Today, almost all ethanol—at least in the United States—comes from converting corn kernels into fuel. But because farming corn requires lots of energy and fertilizer, corn ethanol doesn't actually do much to reduce petroleum use or greenhouse gas emissions. Several companies are working to convert agricultural waste—known as cellulosic biomass—into ethanol. But they've had a hard time making it as cheaply as corn ethanol, because it's costly to break down biomass into sugars that microbes can ferment. Now, researchers in the United States have engineered a microbe that both breaks down cellulose into sugar and ferments it to produce ethanol.
The newly engineered microbes aren't yet as proficient at making ethanol as yeast, which converts corn kernels to fuel. But if the researchers can boost the bugs' ethanol output by just another 20%, it could give cellulosic ethanol producers a new way to drop their costs and displace ethanol made from corn.
Corn ethanol is already big business. In the United States alone, ethanol producers make nearly 53 billion liters of ethanol from corn annually. That's partly because it's relatively easy to do. Corn kernels are made from starch, a simple chainlike polymer of glucose. Ethanolmakers need only add enzymes eager to chop the starch into individual glucose molecules. Yeast then does the rest in a fermentation tank, converting the glucose to ethanol.

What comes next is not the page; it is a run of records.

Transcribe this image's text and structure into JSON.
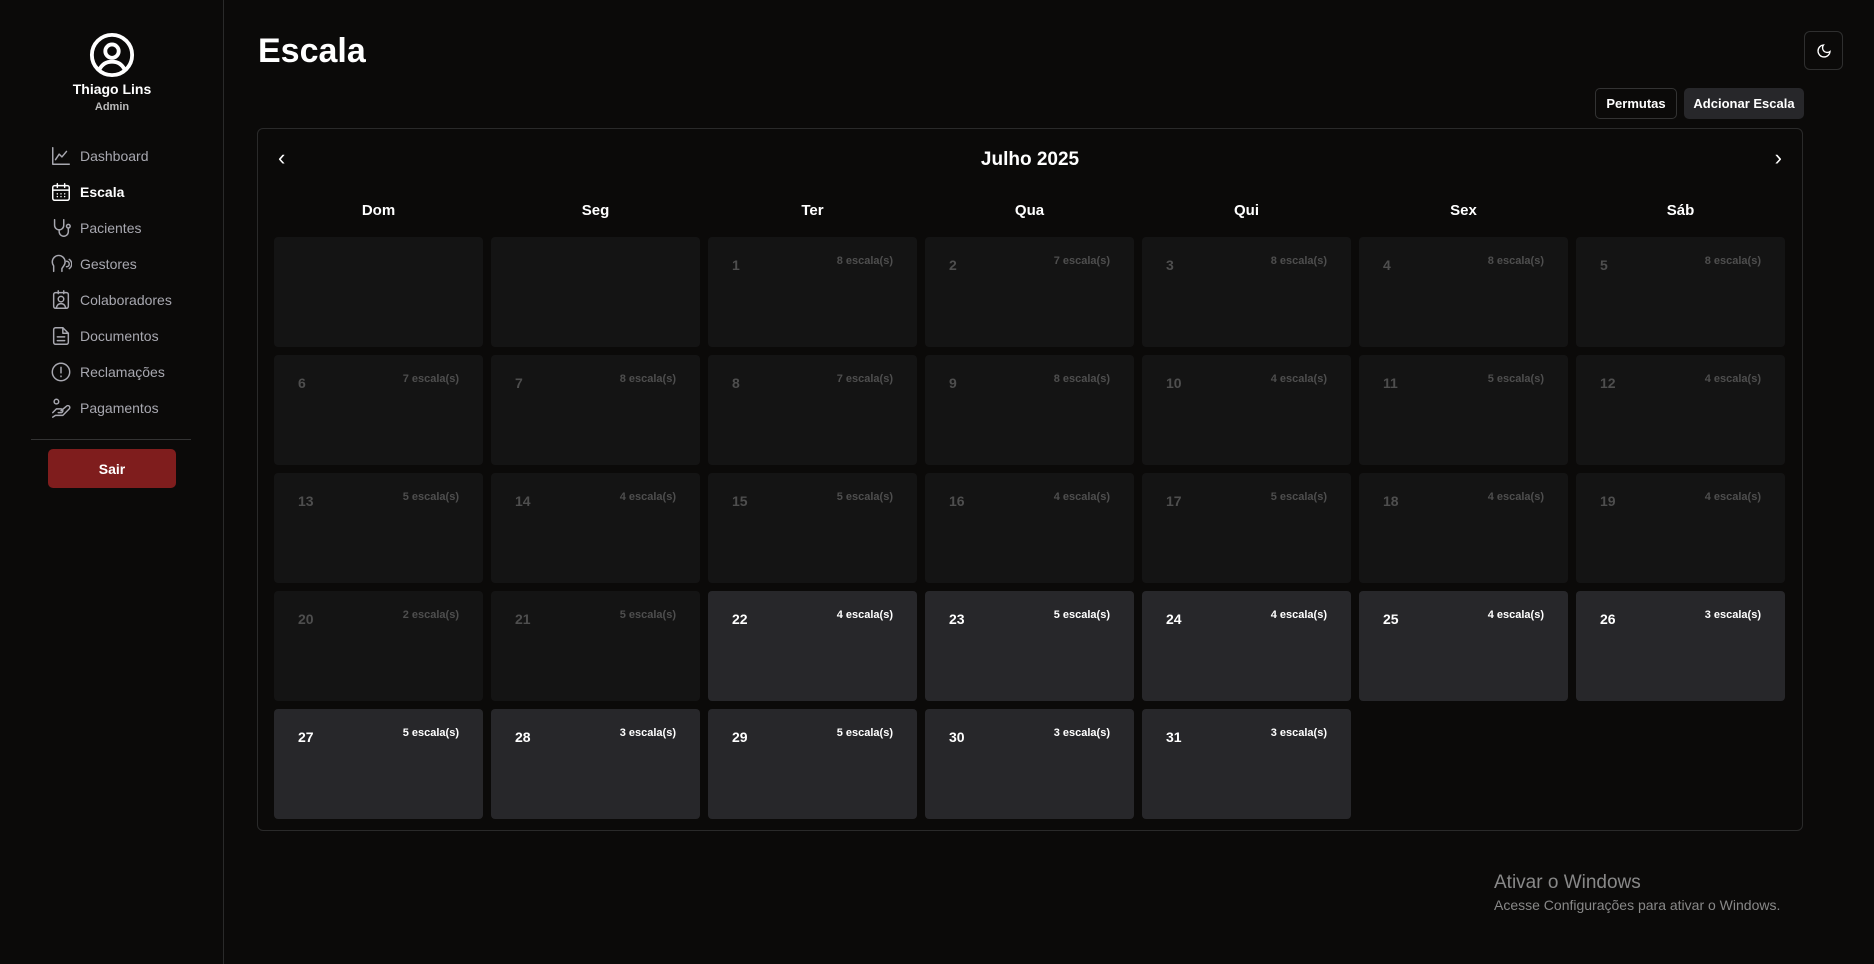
{
  "user": {
    "name": "Thiago Lins",
    "role": "Admin"
  },
  "nav": [
    {
      "label": "Dashboard",
      "icon": "chart-line-icon"
    },
    {
      "label": "Escala",
      "icon": "calendar-icon",
      "active": true
    },
    {
      "label": "Pacientes",
      "icon": "stethoscope-icon"
    },
    {
      "label": "Gestores",
      "icon": "speaking-head-icon"
    },
    {
      "label": "Colaboradores",
      "icon": "badge-user-icon"
    },
    {
      "label": "Documentos",
      "icon": "document-icon"
    },
    {
      "label": "Reclamações",
      "icon": "alert-circle-icon"
    },
    {
      "label": "Pagamentos",
      "icon": "hand-coins-icon"
    }
  ],
  "logout_label": "Sair",
  "page_title": "Escala",
  "buttons": {
    "permutas": "Permutas",
    "add": "Adcionar Escala"
  },
  "calendar": {
    "month_label": "Julho 2025",
    "weekdays": [
      "Dom",
      "Seg",
      "Ter",
      "Qua",
      "Qui",
      "Sex",
      "Sáb"
    ],
    "leading_blanks": 2,
    "today": 22,
    "count_suffix": " escala(s)",
    "counts": [
      8,
      7,
      8,
      8,
      8,
      7,
      8,
      7,
      8,
      4,
      5,
      4,
      5,
      4,
      5,
      4,
      5,
      4,
      4,
      2,
      5,
      4,
      5,
      4,
      4,
      3,
      5,
      3,
      5,
      3,
      3
    ]
  },
  "watermark": {
    "title": "Ativar o Windows",
    "subtitle": "Acesse Configurações para ativar o Windows."
  }
}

Making ethanol from cellulosic biomass is harder. Cellulose makes up the cell walls of plant leaves and stems. It's also made from long chains of glucose molecules linked together into fibers. But those fibers are wrapped in a woody material called lignin which protects the sugars from hungry pests, and would-be cellulosic ethanol producers. So to convert cellulosic biomass to ethanol, engineers must first grind it up and add acids or bases to degrade the lignin. Next, they add an enzyme to cut the cellulose into individual sugar molecules so that yeast can ferment them to ethanol. But these extra steps add cost, which has put cellulosic ethanol at a commercial disadvantage compared with corn ethanol.
One ray of hope came with the discovery in the 1980s of microbes native to hot springs in Yellowstone National Park in the United States and elsewhere that are naturally able to break down the lignin in cellulosic biomass. These organisms don't make ethanol, but researchers hoped they could manipulate their genes to give them that ability. "If you start with organisms that can do the hard part, teaching them to make ethanol is relatively easy," says Janet Westpheling, a geneticist at the University of Georgia (UGA), Athens.
Westpheling and her colleagues decided to use bacteria called Caldicellulosiruptor bescii, or Caldi for short. The trouble was, Caldi is such an exotic microbe that the conventional genetic tools for cutting and splicing genes, which were developed for industrial organisms such as Escherichia coli and yeast, didn't work. So over the past 2 years, Westpheling and her colleagues developed a new set of gene manipulation tools to insert and delete genes in Caldi. That set the stage for their current project, giving Caldi its new talent.
Westpheling and colleagues from UGA and the BioEnergy Science Center at Oak Ridge National Laboratory added a gene called acetaldehyde/alcohol dehydrogenase that enables the organisms to ferment simple sugars into ethanol. And they deleted another gene that the organism uses to make a product called lactate, a compound that the microbes can live without but that normally takes up much of their metabolic activity. The result, which they report online today in the Proceedings of the National Academy of Sciences, was a batch of Caldi that when applied to unprocessed switchgrass—a form of cellulosic biomass that can grow almost anywhere—was able to break down the plant matter and convert 70% of the sugars to ethanol.
That's still well below the 100% sugar to ethanol conversion of yeast. But Westpheling believes that if they can boost that number to around 90%, making ethanol from switchgrass using Caldi could be done more cheaply than doing so from corn. "The idea of processing cellulosic biomass without pretreatment is an important idea," says Lee Lynd, a cellulosic ethanol expert at Dartmouth College who was not associated with the work. He adds that the strategy of trying to turn exotic microbes into industrial powerhouses rather than tweaking current industrial microbes is "an emerging trend that is exciting." And it’s one that's likely to get better, as researchers hone their tools for manipulating Caldi's metabolism. "This bug isn't long out of the mud," Lynd says. And already it's on the cusp of changing the world.